═════ SUPPLIED INFORMATION
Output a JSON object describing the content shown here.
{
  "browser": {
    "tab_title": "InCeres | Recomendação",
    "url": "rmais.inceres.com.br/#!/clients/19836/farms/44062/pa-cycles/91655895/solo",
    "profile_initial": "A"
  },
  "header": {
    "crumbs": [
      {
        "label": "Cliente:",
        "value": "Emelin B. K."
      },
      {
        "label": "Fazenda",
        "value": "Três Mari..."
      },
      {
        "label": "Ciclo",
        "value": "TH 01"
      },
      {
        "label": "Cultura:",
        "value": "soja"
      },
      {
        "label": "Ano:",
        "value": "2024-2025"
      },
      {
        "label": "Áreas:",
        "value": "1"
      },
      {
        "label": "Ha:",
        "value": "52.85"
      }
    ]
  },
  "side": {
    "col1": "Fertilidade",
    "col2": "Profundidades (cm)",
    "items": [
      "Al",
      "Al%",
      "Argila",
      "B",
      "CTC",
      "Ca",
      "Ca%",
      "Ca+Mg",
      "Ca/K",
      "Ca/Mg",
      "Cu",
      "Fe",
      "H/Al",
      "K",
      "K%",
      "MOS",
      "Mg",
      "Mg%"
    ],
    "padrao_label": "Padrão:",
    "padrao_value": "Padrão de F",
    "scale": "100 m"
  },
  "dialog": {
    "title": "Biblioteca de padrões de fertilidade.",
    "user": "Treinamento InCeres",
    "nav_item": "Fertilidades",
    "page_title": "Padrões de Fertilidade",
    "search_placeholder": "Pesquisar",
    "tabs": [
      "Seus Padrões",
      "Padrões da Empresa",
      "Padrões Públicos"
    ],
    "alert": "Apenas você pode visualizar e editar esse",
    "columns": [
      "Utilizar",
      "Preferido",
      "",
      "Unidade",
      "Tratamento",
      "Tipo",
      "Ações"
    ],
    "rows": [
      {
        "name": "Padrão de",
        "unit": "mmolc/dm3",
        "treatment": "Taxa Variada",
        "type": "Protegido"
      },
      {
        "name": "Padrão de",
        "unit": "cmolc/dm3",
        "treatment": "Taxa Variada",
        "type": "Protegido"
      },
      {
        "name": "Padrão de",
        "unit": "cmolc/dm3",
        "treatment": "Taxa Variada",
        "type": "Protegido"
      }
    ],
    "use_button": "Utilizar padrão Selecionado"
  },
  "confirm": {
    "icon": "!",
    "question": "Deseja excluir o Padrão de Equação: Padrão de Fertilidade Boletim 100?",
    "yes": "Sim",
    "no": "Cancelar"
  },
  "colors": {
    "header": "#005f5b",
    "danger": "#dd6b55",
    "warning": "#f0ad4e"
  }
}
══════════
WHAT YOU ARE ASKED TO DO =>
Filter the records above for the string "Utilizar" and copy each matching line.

OUTPUT =>
      "Utilizar",
    "use_button": "Utilizar padrão Selecionado"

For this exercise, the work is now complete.